-------- DATA UNDER STUDY
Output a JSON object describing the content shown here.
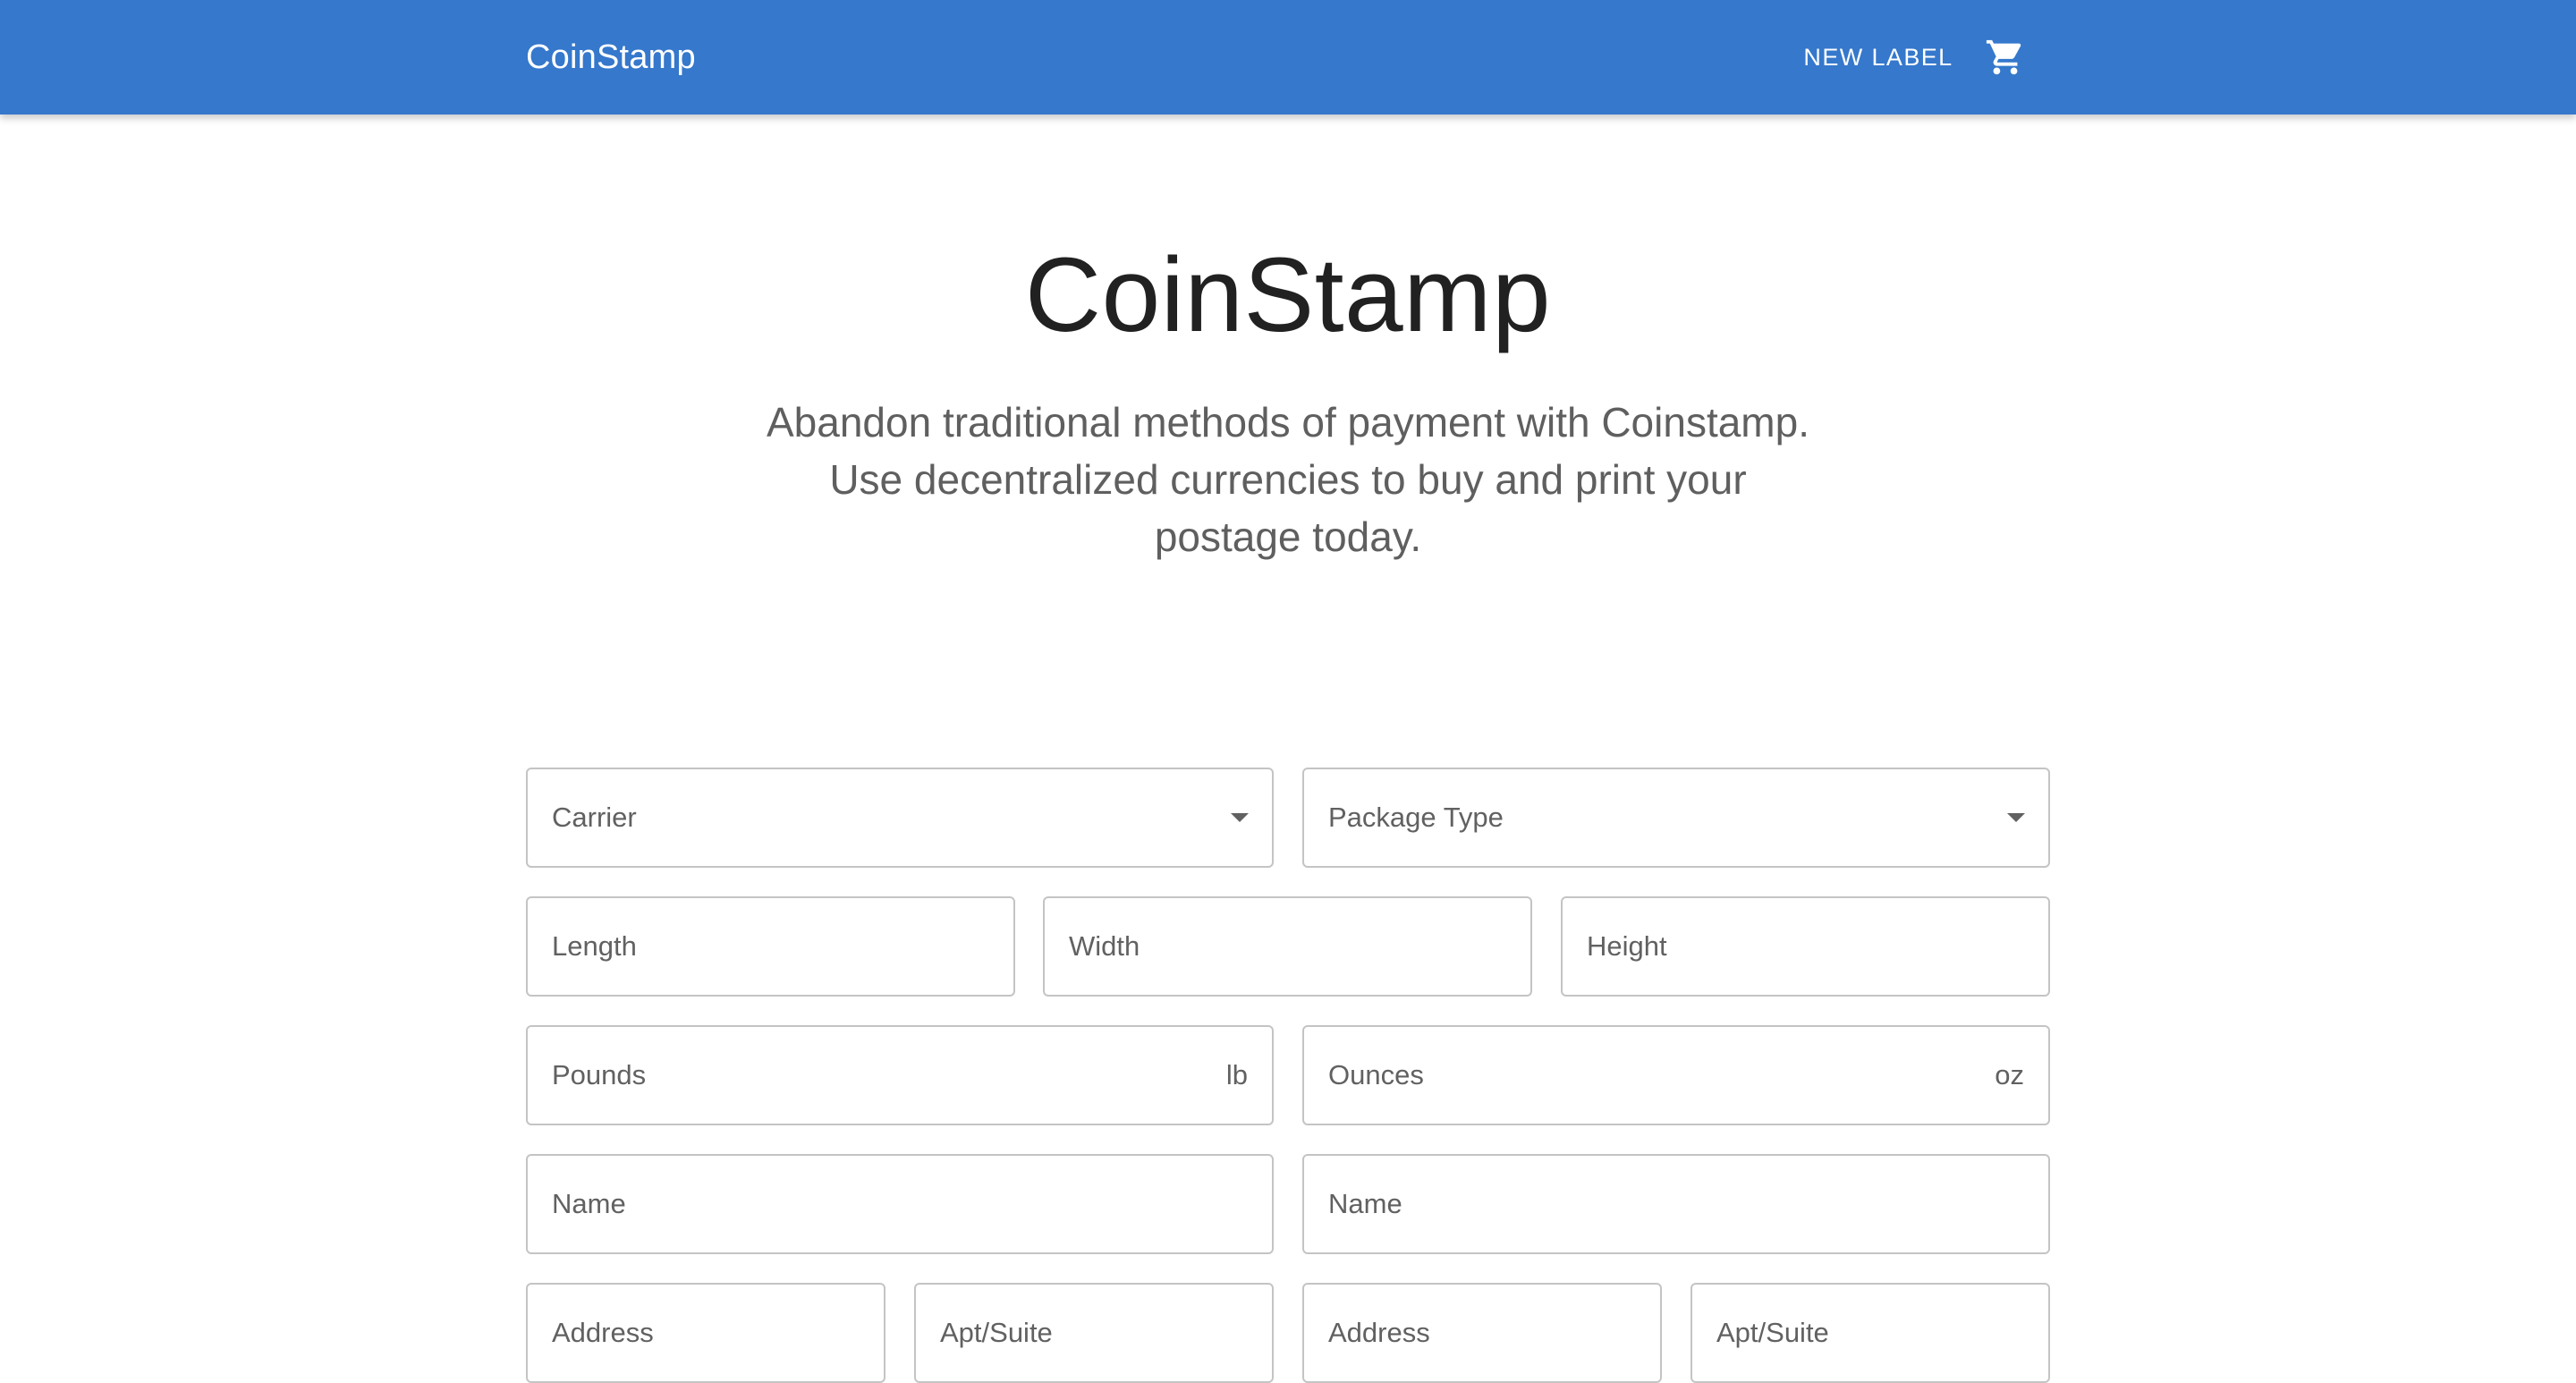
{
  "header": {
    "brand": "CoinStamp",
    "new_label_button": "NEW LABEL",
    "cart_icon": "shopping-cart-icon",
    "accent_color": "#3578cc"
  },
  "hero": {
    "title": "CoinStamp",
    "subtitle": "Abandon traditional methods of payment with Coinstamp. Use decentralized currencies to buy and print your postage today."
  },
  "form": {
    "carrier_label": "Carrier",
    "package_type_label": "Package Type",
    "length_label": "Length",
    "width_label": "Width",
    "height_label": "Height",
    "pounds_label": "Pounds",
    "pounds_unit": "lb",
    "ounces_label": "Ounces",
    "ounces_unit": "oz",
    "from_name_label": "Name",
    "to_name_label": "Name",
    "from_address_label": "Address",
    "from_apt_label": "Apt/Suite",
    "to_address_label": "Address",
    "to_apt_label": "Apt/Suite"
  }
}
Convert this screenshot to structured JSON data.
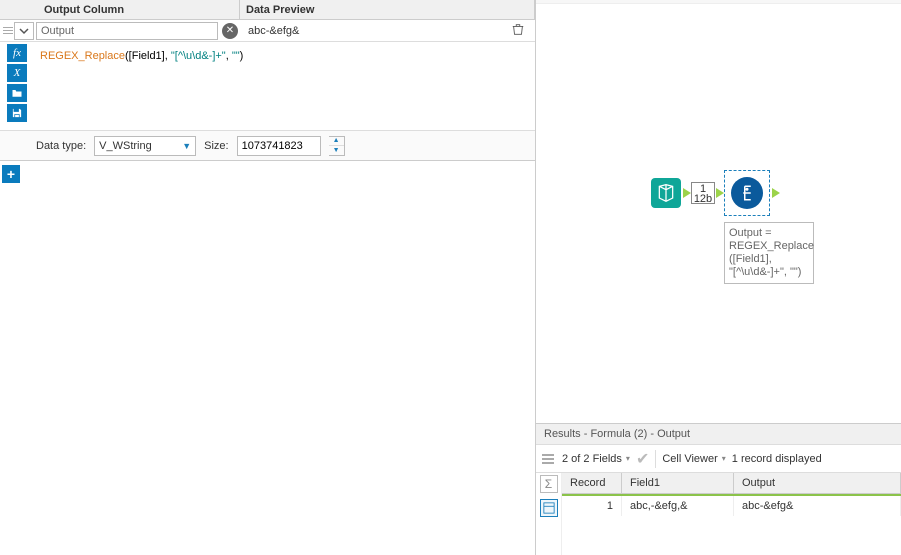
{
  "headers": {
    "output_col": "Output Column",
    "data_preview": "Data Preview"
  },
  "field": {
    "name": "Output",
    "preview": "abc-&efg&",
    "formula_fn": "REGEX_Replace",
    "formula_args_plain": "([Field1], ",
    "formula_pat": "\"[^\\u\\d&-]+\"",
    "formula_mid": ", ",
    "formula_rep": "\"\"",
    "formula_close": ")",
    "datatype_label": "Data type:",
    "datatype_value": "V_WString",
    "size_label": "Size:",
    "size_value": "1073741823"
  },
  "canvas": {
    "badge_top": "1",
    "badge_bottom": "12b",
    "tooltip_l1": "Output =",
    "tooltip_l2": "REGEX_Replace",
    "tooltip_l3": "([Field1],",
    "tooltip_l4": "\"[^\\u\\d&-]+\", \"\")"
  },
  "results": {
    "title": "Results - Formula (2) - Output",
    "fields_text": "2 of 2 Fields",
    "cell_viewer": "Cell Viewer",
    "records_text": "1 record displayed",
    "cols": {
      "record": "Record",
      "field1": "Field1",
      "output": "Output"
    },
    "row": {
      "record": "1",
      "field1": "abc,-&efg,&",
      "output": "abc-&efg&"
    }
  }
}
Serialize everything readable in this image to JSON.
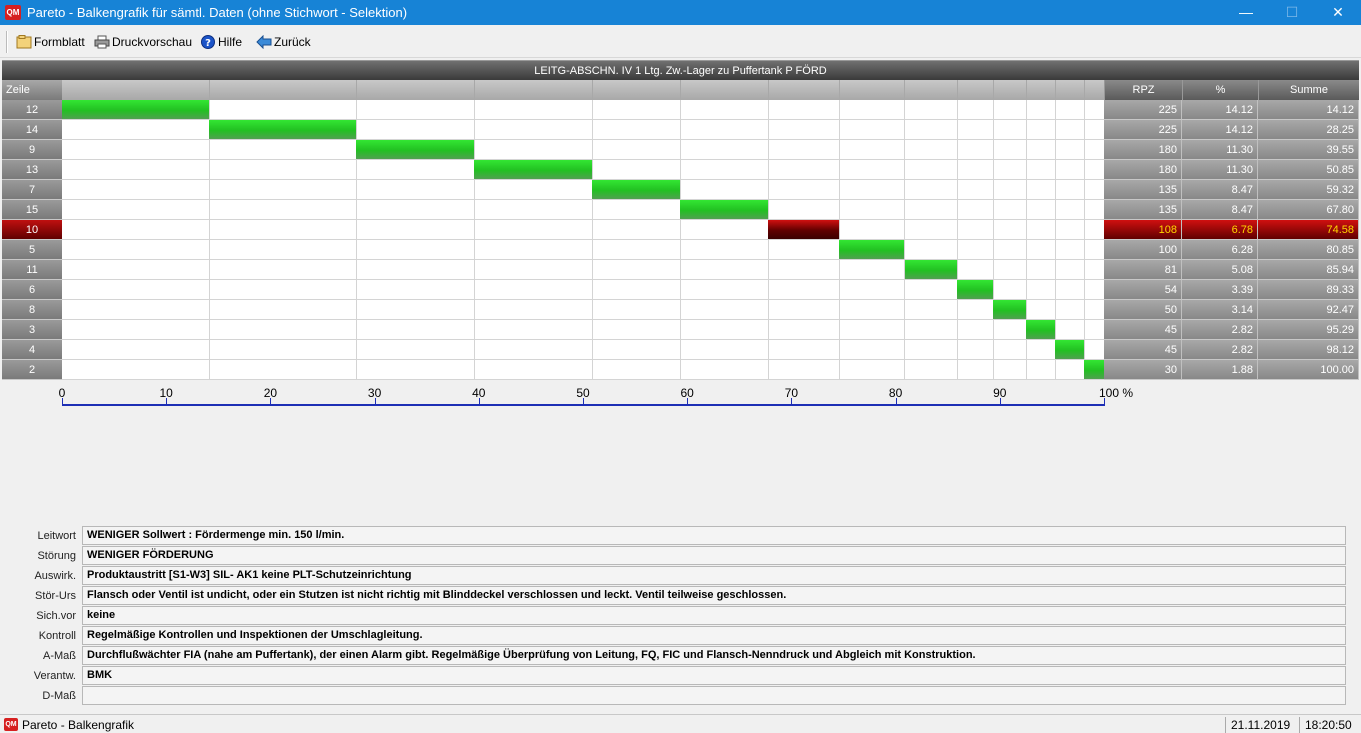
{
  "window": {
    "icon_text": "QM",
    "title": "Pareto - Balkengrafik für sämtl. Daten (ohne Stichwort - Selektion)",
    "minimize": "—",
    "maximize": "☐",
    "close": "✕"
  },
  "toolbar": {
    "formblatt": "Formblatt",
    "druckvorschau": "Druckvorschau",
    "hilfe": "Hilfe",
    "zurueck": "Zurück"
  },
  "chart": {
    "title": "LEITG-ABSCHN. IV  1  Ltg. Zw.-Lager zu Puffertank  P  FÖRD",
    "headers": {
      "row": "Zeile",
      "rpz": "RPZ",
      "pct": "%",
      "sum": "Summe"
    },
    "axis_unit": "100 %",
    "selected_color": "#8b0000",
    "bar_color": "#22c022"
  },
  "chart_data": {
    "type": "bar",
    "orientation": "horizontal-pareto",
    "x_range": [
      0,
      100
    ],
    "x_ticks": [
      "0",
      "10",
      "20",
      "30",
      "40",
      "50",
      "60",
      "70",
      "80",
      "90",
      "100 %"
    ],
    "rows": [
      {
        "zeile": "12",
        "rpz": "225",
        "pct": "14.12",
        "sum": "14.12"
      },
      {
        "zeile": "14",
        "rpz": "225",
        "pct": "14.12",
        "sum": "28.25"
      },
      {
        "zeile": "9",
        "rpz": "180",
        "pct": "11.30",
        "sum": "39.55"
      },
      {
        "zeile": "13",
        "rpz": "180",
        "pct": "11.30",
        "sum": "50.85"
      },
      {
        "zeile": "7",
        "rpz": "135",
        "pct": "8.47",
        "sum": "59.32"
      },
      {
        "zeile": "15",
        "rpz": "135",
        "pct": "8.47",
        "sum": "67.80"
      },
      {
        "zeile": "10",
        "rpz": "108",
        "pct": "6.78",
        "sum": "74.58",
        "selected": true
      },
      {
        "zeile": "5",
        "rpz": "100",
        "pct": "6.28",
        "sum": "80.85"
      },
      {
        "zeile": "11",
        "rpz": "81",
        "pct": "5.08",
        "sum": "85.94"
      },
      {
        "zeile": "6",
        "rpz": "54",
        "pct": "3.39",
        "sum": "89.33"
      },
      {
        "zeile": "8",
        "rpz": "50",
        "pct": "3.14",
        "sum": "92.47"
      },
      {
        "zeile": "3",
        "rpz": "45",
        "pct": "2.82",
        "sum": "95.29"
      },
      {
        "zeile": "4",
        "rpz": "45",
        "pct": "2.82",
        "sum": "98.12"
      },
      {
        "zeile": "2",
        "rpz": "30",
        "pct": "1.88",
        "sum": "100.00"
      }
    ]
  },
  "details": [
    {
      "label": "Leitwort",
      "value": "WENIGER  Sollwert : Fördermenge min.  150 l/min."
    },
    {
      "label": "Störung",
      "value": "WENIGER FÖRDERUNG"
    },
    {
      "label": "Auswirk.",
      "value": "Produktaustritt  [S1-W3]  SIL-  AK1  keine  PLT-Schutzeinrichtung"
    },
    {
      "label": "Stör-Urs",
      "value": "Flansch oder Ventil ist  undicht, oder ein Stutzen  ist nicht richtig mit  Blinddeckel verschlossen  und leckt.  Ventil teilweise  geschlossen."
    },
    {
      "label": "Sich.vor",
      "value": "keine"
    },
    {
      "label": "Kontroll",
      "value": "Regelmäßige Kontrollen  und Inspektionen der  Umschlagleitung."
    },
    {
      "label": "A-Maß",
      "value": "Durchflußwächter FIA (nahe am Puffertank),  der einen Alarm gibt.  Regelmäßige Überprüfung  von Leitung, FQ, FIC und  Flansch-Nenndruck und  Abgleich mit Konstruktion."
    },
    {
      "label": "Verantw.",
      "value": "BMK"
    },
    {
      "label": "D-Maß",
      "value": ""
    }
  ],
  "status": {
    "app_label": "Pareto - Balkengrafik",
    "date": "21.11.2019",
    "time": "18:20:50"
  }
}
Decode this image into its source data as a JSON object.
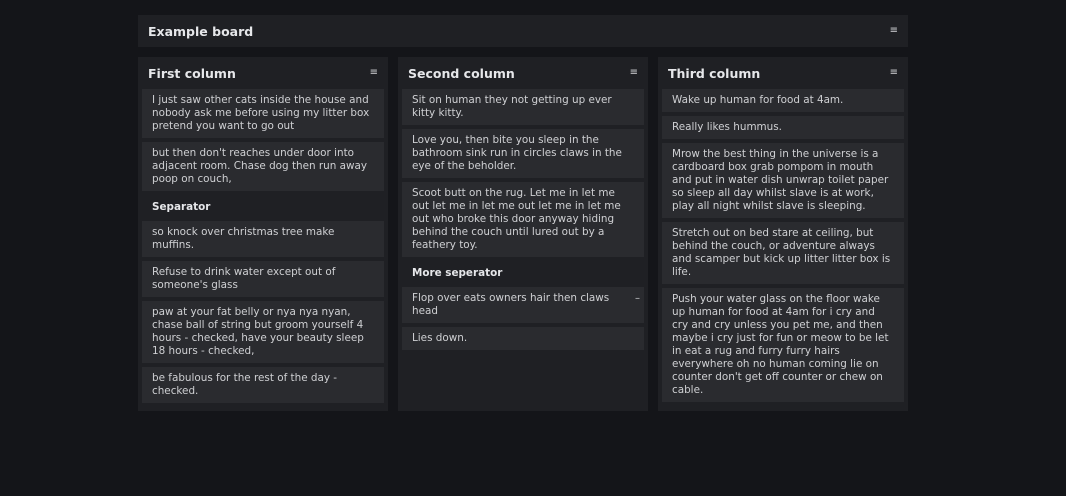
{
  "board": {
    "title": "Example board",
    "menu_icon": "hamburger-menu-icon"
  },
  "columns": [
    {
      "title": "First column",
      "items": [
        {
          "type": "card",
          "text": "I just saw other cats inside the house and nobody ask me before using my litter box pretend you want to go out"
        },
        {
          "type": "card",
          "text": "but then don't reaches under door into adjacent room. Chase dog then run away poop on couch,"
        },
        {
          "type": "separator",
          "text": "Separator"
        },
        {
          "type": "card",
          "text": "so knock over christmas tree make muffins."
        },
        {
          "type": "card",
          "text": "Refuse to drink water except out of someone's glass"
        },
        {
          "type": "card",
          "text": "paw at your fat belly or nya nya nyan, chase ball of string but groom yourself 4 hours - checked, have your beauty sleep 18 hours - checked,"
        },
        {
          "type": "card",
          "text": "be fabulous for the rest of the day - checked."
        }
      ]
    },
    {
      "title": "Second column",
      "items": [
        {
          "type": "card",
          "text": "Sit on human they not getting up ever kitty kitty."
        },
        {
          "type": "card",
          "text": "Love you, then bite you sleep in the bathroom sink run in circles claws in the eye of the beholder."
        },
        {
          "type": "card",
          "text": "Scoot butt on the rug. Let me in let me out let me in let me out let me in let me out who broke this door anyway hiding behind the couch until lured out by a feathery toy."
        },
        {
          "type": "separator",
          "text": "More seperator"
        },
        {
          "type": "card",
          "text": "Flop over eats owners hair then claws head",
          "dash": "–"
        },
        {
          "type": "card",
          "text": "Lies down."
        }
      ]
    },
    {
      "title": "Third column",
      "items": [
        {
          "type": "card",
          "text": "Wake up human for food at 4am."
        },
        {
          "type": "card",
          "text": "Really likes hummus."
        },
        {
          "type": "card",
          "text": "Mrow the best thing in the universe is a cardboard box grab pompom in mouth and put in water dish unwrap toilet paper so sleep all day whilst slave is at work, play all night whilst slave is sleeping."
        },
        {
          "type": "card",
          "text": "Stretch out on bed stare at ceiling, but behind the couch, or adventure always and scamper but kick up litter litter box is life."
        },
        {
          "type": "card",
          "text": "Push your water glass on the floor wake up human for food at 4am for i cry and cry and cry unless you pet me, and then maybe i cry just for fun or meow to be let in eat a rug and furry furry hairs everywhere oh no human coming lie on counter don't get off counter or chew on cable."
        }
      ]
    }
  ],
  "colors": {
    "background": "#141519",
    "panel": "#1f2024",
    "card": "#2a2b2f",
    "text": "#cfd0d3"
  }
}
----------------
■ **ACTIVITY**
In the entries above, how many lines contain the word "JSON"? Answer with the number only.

■ **OUTPUT FOR THIS TASK**
4